Here's a very nifty program of works that would all have been well known to a German audience of the 19th century but that, except for the Brahms Alto Rhapsody, Op. 53, aren't heard that often nowadays, and still more rarely together, the medium in which they make the most sense. Think of the meeting point between Goethe's poetry and Romantic music, and it is likely Schubert's songs that will come to mind. Yet Goethe's more extended works, with their Shakespearean mixture of simplicity and gnarly depth, fascinated composers of the era and received various longer settings.

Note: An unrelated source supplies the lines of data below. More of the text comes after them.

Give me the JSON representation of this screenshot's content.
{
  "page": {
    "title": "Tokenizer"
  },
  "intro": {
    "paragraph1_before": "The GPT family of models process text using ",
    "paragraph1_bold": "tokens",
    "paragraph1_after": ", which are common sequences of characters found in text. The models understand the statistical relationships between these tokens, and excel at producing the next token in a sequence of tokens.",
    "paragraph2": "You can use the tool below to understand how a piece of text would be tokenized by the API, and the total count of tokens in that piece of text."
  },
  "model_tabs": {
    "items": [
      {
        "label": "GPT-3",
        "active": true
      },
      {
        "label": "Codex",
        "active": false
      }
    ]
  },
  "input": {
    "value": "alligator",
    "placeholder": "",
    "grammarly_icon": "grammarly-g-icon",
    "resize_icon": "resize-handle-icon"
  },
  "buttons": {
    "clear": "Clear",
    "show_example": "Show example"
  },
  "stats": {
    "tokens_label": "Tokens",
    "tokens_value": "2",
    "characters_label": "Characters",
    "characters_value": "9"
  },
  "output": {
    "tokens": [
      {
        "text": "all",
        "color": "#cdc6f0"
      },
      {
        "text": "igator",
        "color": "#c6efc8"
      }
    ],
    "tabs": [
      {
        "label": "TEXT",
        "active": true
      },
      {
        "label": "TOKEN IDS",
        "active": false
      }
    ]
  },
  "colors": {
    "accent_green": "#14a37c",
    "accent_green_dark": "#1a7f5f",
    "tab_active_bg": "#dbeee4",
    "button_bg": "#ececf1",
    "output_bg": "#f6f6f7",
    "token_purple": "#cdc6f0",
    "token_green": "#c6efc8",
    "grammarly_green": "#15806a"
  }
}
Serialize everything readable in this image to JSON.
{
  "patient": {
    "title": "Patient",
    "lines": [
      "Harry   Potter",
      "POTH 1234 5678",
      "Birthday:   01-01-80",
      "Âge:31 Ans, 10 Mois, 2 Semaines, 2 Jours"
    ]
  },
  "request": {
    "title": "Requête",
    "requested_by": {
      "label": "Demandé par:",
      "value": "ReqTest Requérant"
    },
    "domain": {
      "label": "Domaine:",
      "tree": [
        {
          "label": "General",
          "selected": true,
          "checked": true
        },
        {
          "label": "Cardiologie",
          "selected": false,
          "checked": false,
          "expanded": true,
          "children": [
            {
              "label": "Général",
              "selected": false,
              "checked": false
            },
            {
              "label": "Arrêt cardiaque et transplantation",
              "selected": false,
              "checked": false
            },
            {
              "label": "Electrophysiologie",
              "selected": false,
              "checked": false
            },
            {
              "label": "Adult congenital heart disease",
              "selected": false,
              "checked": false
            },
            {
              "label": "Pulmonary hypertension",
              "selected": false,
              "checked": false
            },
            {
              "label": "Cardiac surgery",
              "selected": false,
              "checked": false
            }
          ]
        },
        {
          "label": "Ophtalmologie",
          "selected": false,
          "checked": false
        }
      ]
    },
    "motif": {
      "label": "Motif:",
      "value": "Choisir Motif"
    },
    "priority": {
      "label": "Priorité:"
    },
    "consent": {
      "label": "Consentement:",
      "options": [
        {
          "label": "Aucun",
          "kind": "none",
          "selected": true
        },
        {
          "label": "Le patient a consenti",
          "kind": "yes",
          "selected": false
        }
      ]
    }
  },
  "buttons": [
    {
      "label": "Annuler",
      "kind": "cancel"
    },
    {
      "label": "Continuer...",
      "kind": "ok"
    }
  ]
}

Mendelssohn's orchestral overture Meeresstille und glückliche Fahrt, Op. 27 (Calm Sea and Happy Voyage), was subjected to numerous reworkings before the composer allowed it to be published, and its treatment of the sea imagery in Goethe's pair of poems matches the deceptive simplicity of the texts. The star of this 1999 live recording (reissued by the Ars Musici label in 2009) is alto soloist Barbara Hölzl, whose unearthly low sounds and excellent control over the work's structural intricacies result in a memorable performance of the Brahms Rhapsodie für eine Altstimme, Männerchor, und Orchester, otherwise known as the Alto Rhapsody. The two large choral works that round out the album are a bit less successful in that the regional Freiburger Bachchor is not quite up to the toughest intonational challenges, but each holds the listener's interest. The Mendelssohn setting of Die erste Walpurgisnacht, a poem about some Druids who cook up a ruse to foil Christian prohibitions against their rituals, is a delight and is well worth hearing against the background of both the composer's and the aging poet's religious backgrounds. This is a recording that gives listeners a lot to chew on, in the best way. The booklet notes, though rather prolix (check out the column-and-a-half sentence beginning on the right side of p. 19), do justice to the material. You may complain that the booklet, though devoting space to German, English, and French versions of the lengthy notes, gives Goethe's poetry only in German, or that the Beethoven version of Meeresstille und glückliche Fahrt, which would easily have fit on the disc, is inexplicably ignored. But fine, clear live sound balances the ledger. Strongly recommended for anyone who has ever tried to get a grip on Goethe's writing.
Share this page
AllMusic Review by James Manheim